Why is sleep important?
Lets take a look how sleep helps you and why lack of quality sleep makes you gain body fat.
Our bodies must experience so called deep sleep, not just regular sleep, to fully recover and meet demands of the day.
First type of deep sleep occurs in the first third of the night. During this stage, your body heals itself from workouts, you experience metabolic and tissue regeneration; this is the physical restoration stage of sleep. When you get enough of this deep sleep, you awake refreshed and ready to meet the day.
Second type of deep sleep takes place mostly during the last third of your night. This is the mental restoration stage of sleep. Most people often dream during this stage. When you get enough of this sleep, you think more quickly and creatively and are able to organize your thoughts better.
By not getting deep sleep, your body does not produce the hormones needed, for it to restore as mentioned above. You will not make gains from your workouts, recover from daily activity and worst mentally feel drained to do anything.
Second side effect is your body will start to produce cortisol hormone, which will through off your hormone balance killing your metabolism, the same way insulin hormone does from eating sugar. Making you gain body fat.
How much sleep do we need?
- Recommendation for sleep time is 7-9 hours, depending on the individual.
- Sleep cycles are 90 minutes long and the most satisfying sleep includes a set number of full cycles ideally, waking up in the middle of sleep cycles can make you feel groggy. Try for at least between four to five.
- If you feel good in the morning, you got enough sleep.
What can you do to get into deep sleep?
- Stop blue light from electronics like tv, phone, tablet, 1-2 hours before bed time. Even if you do fall asleep you may not get into deep sleep.

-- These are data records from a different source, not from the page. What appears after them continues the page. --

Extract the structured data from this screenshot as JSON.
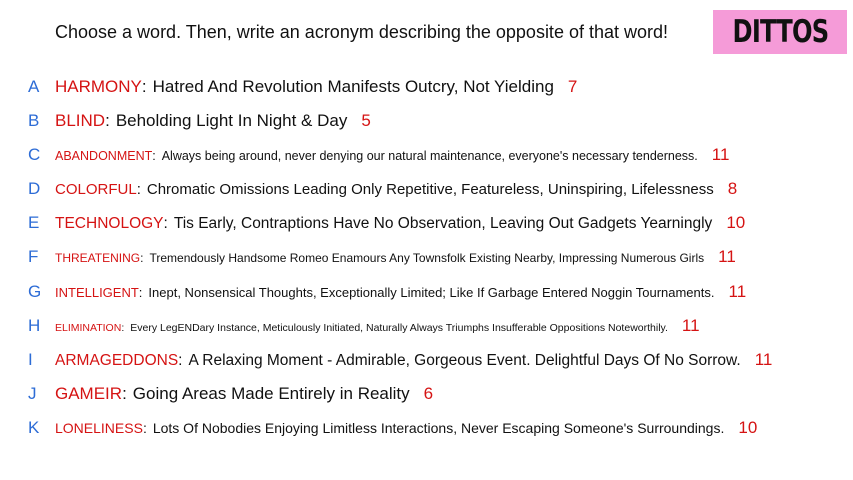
{
  "prompt": "Choose a word. Then, write an acronym describing the opposite of that word!",
  "badge": {
    "label": "DITTOS",
    "color": "#f59bd8"
  },
  "colors": {
    "letter": "#2d6cd6",
    "word": "#d51313",
    "count": "#d51313",
    "text": "#111111"
  },
  "entries": [
    {
      "letter": "A",
      "word": "HARMONY",
      "acronym": "Hatred And Revolution Manifests Outcry, Not Yielding",
      "count": "7"
    },
    {
      "letter": "B",
      "word": "BLIND",
      "acronym": "Beholding Light In Night & Day",
      "count": "5"
    },
    {
      "letter": "C",
      "word": "ABANDONMENT",
      "acronym": "Always being around, never denying our natural maintenance, everyone's necessary tenderness.",
      "count": "11"
    },
    {
      "letter": "D",
      "word": "COLORFUL",
      "acronym": "Chromatic Omissions Leading Only Repetitive, Featureless, Uninspiring, Lifelessness",
      "count": "8"
    },
    {
      "letter": "E",
      "word": "TECHNOLOGY",
      "acronym": "Tis Early, Contraptions Have No Observation, Leaving Out Gadgets Yearningly",
      "count": "10"
    },
    {
      "letter": "F",
      "word": "THREATENING",
      "acronym": "Tremendously Handsome Romeo Enamours Any Townsfolk Existing Nearby, Impressing Numerous Girls",
      "count": "11"
    },
    {
      "letter": "G",
      "word": "INTELLIGENT",
      "acronym": "Inept, Nonsensical Thoughts, Exceptionally Limited; Like If Garbage Entered Noggin Tournaments.",
      "count": "11"
    },
    {
      "letter": "H",
      "word": "ELIMINATION",
      "acronym": "Every LegENDary Instance, Meticulously Initiated, Naturally Always Triumphs Insufferable Oppositions Noteworthily.",
      "count": "11"
    },
    {
      "letter": "I",
      "word": "ARMAGEDDONS",
      "acronym": "A Relaxing Moment - Admirable, Gorgeous Event. Delightful Days Of No Sorrow.",
      "count": "11"
    },
    {
      "letter": "J",
      "word": "GAMEIR",
      "acronym": "Going Areas Made Entirely in Reality",
      "count": "6"
    },
    {
      "letter": "K",
      "word": "LONELINESS",
      "acronym": "Lots Of Nobodies Enjoying Limitless Interactions, Never Escaping Someone's Surroundings.",
      "count": "10"
    }
  ]
}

- Missing you bed time window, gives you a second wind from cortisol hormone kicking in and lowering your sleep hormones. Again even if you do fall asleep you may not get into deep sleep. It turns out that going to bed at the right time is one of the most important factors in getting good sleep. Pick the right bedtime for you and stick to it. Since most of us have a wake-up time that’s determined by kids or work, count backward in 90min(4-6 sleep cycles) you need from that wake-up time to find your real bedtime, the time when you should be turning off the lights.
- Caffeine after 2-3pm will also prevent you from getting into deep sleep
- While alcohol can make you sleepy but also keeps you from reaching the deep stages of sleep, dehydrates you, and awakens you in the middle of the night.
A study showed Vigorous exercisers had fewer sleep problems than moderate and light exercisers, including less difficulty falling asleep and staying asleep, waking too early and not being able to fall back asleep. All exercisers reported fewer of these problems than people who did not exercise at all.